Work required: Keep every line in which "reward" occurs and drop the rest of the data.

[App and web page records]
• • • • • • •

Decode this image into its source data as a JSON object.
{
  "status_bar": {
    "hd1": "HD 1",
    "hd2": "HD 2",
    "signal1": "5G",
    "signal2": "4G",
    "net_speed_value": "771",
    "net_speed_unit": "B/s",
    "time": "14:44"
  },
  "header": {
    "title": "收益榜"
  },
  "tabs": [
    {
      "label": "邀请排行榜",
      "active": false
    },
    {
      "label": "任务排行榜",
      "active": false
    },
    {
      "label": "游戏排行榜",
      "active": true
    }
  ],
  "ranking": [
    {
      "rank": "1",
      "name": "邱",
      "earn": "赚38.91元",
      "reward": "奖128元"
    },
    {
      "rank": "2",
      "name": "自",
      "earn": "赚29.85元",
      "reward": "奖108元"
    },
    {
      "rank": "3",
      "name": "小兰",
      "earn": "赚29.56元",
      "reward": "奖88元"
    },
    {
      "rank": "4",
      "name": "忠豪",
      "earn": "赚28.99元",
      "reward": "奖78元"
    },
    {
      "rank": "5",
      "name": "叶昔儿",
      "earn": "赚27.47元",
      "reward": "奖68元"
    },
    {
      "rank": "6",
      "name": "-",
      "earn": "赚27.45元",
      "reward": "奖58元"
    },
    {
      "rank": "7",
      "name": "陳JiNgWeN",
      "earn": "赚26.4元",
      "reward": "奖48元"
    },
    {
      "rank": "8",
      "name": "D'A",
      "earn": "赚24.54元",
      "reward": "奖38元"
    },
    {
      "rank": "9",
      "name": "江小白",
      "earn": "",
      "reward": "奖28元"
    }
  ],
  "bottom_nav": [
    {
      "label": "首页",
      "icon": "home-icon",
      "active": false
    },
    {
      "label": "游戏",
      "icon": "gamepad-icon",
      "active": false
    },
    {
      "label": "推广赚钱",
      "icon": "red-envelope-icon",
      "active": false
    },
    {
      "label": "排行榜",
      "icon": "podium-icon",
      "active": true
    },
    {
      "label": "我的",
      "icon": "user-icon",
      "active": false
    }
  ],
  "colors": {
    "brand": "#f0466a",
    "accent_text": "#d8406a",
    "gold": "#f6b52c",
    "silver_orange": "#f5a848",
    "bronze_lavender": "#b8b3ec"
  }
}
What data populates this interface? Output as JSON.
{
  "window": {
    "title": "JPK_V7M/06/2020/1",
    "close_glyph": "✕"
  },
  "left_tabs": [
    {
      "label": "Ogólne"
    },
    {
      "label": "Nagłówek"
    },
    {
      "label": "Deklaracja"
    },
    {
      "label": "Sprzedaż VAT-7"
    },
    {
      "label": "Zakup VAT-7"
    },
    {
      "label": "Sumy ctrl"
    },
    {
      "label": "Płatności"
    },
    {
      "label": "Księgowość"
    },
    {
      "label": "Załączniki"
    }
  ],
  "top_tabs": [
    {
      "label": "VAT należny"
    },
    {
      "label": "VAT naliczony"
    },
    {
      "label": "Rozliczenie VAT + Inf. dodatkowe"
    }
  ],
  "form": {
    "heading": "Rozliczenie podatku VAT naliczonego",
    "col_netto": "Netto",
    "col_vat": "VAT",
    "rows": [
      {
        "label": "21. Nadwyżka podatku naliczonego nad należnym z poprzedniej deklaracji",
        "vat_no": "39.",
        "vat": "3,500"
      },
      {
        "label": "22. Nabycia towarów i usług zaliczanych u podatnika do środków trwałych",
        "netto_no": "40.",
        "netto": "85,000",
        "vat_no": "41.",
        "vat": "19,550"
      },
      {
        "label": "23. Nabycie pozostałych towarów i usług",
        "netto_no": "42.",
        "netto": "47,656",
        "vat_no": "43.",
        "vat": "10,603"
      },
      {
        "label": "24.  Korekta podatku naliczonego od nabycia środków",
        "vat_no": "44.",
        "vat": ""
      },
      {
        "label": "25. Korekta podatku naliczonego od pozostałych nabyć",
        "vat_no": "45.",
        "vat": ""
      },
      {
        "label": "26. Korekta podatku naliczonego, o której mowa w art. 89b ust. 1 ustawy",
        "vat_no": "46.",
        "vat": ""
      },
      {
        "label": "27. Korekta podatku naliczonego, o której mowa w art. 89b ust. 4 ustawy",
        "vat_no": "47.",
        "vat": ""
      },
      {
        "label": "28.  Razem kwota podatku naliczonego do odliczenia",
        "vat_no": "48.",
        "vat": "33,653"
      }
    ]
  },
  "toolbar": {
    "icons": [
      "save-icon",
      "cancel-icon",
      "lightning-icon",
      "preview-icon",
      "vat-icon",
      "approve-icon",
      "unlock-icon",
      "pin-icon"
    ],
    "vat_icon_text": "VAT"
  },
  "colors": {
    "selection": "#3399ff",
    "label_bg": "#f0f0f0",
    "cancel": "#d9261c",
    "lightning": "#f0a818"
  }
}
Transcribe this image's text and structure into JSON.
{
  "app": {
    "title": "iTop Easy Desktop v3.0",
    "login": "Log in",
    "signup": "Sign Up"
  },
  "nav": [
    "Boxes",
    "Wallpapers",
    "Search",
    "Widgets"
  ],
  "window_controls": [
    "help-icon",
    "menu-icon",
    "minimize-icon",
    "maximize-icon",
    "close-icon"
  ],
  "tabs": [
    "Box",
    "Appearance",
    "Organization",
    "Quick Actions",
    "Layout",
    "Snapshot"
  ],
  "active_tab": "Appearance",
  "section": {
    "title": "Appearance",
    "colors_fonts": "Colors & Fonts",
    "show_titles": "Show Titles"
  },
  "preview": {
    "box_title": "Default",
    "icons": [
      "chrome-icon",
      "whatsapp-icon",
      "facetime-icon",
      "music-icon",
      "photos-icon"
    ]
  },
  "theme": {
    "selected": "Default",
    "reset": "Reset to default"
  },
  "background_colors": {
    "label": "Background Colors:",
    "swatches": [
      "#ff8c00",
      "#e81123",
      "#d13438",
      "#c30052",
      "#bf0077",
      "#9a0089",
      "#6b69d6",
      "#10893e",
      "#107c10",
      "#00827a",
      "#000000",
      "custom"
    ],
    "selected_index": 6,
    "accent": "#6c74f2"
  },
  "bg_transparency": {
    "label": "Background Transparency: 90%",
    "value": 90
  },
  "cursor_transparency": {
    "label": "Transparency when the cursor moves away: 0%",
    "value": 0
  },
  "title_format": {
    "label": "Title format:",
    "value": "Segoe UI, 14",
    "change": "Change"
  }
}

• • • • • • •

Worked solution:
      "reward": "奖128元"
      "reward": "奖108元"
      "reward": "奖88元"
      "reward": "奖78元"
      "reward": "奖68元"
      "reward": "奖58元"
      "reward": "奖48元"
      "reward": "奖38元"
      "reward": "奖28元"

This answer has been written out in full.